Dataset records: Begin

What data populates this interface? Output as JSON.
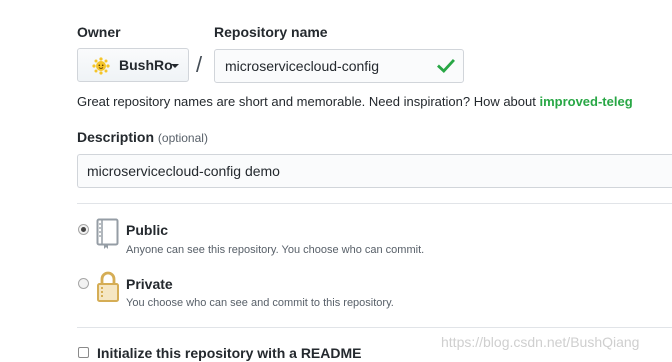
{
  "owner": {
    "label": "Owner",
    "selected": "BushRo"
  },
  "repository": {
    "label": "Repository name",
    "value": "microservicecloud-config",
    "valid": true
  },
  "separator": "/",
  "hint": {
    "text": "Great repository names are short and memorable. Need inspiration? How about ",
    "suggestion": "improved-teleg"
  },
  "description": {
    "label": "Description",
    "optional_tag": "(optional)",
    "value": "microservicecloud-config demo"
  },
  "visibility": {
    "options": [
      {
        "title": "Public",
        "desc": "Anyone can see this repository. You choose who can commit.",
        "selected": true
      },
      {
        "title": "Private",
        "desc": "You choose who can see and commit to this repository.",
        "selected": false
      }
    ]
  },
  "readme": {
    "label": "Initialize this repository with a README",
    "checked": false
  },
  "watermark": "https://blog.csdn.net/BushQiang",
  "colors": {
    "success": "#28a745",
    "text": "#24292e",
    "muted": "#586069",
    "border": "#d1d5da"
  }
}
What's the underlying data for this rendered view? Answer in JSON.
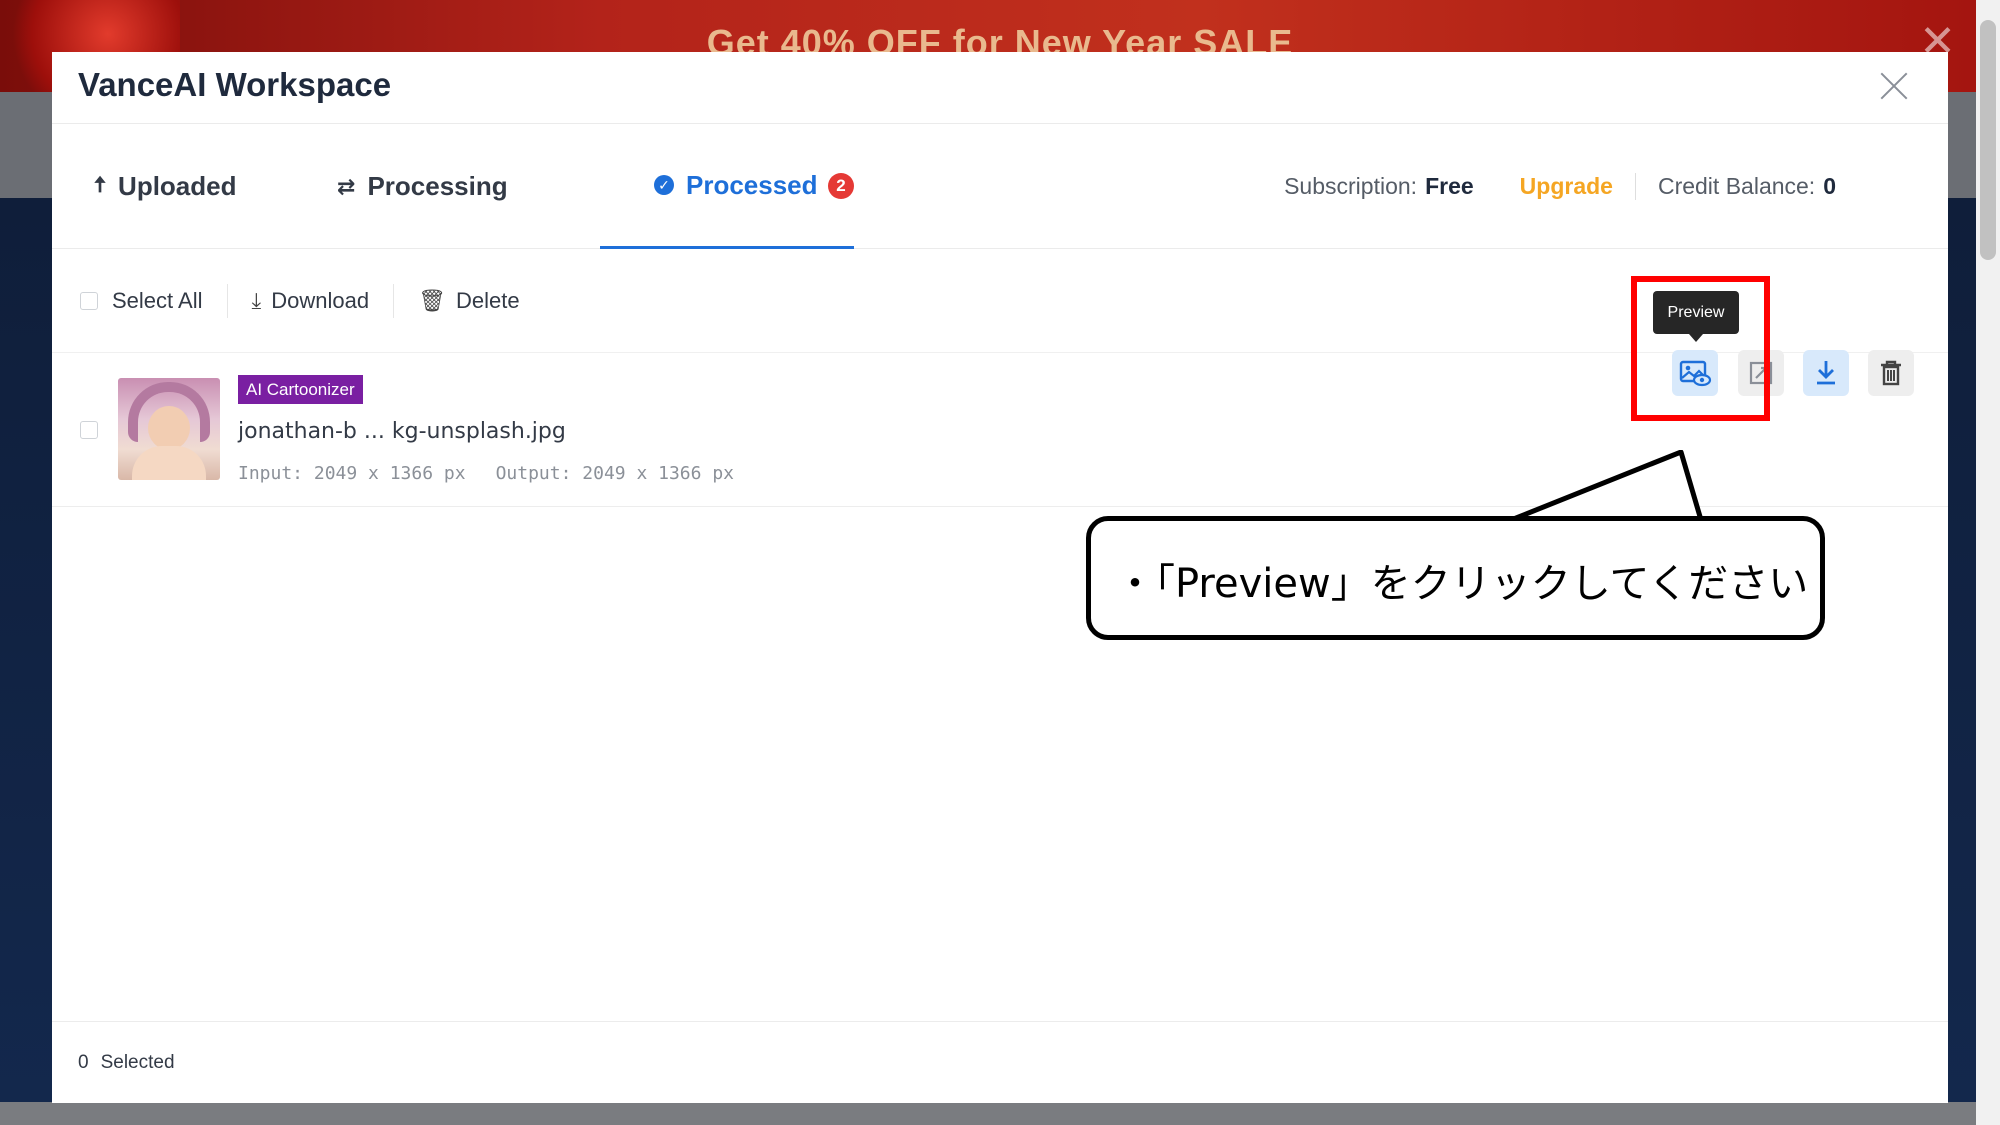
{
  "promo": {
    "text": "Get 40% OFF for New Year SALE"
  },
  "modal": {
    "title": "VanceAI Workspace",
    "tabs": [
      {
        "label": "Uploaded",
        "icon": "upload-arrow-icon"
      },
      {
        "label": "Processing",
        "icon": "refresh-icon"
      },
      {
        "label": "Processed",
        "icon": "check-circle-icon",
        "badge": "2",
        "active": true
      }
    ],
    "subscription": {
      "label": "Subscription:",
      "value": "Free",
      "upgrade": "Upgrade",
      "credit_label": "Credit Balance:",
      "credit_value": "0"
    },
    "toolbar": {
      "select_all": "Select All",
      "download": "Download",
      "delete": "Delete"
    },
    "files": [
      {
        "tag": "AI Cartoonizer",
        "name": "jonathan-b ... kg-unsplash.jpg",
        "input": "Input: 2049 x 1366 px",
        "output": "Output: 2049 x 1366 px"
      }
    ],
    "actions": {
      "tooltip": "Preview"
    },
    "footer": {
      "count": "0",
      "label": "Selected"
    }
  },
  "callout": {
    "text": "・「Preview」をクリックしてください"
  },
  "colors": {
    "accent": "#1e6fd9",
    "upgrade": "#f5a623",
    "tag": "#7a1fa2",
    "badge": "#e53935",
    "highlight": "#ff0000"
  }
}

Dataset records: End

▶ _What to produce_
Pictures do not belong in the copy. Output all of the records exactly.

▶ _Solution below_
What data populates this interface? Output as JSON.
{
  "owner": {
    "label": "Owner",
    "selected": "BushRo"
  },
  "repository": {
    "label": "Repository name",
    "value": "microservicecloud-config",
    "valid": true
  },
  "separator": "/",
  "hint": {
    "text": "Great repository names are short and memorable. Need inspiration? How about ",
    "suggestion": "improved-teleg"
  },
  "description": {
    "label": "Description",
    "optional_tag": "(optional)",
    "value": "microservicecloud-config demo"
  },
  "visibility": {
    "options": [
      {
        "title": "Public",
        "desc": "Anyone can see this repository. You choose who can commit.",
        "selected": true
      },
      {
        "title": "Private",
        "desc": "You choose who can see and commit to this repository.",
        "selected": false
      }
    ]
  },
  "readme": {
    "label": "Initialize this repository with a README",
    "checked": false
  },
  "watermark": "https://blog.csdn.net/BushQiang",
  "colors": {
    "success": "#28a745",
    "text": "#24292e",
    "muted": "#586069",
    "border": "#d1d5da"
  }
}
What's the underlying data for this rendered view? Answer in JSON.
{
  "promo": {
    "text": "Get 40% OFF for New Year SALE"
  },
  "modal": {
    "title": "VanceAI Workspace",
    "tabs": [
      {
        "label": "Uploaded",
        "icon": "upload-arrow-icon"
      },
      {
        "label": "Processing",
        "icon": "refresh-icon"
      },
      {
        "label": "Processed",
        "icon": "check-circle-icon",
        "badge": "2",
        "active": true
      }
    ],
    "subscription": {
      "label": "Subscription:",
      "value": "Free",
      "upgrade": "Upgrade",
      "credit_label": "Credit Balance:",
      "credit_value": "0"
    },
    "toolbar": {
      "select_all": "Select All",
      "download": "Download",
      "delete": "Delete"
    },
    "files": [
      {
        "tag": "AI Cartoonizer",
        "name": "jonathan-b ... kg-unsplash.jpg",
        "input": "Input: 2049 x 1366 px",
        "output": "Output: 2049 x 1366 px"
      }
    ],
    "actions": {
      "tooltip": "Preview"
    },
    "footer": {
      "count": "0",
      "label": "Selected"
    }
  },
  "callout": {
    "text": "・「Preview」をクリックしてください"
  },
  "colors": {
    "accent": "#1e6fd9",
    "upgrade": "#f5a623",
    "tag": "#7a1fa2",
    "badge": "#e53935",
    "highlight": "#ff0000"
  }
}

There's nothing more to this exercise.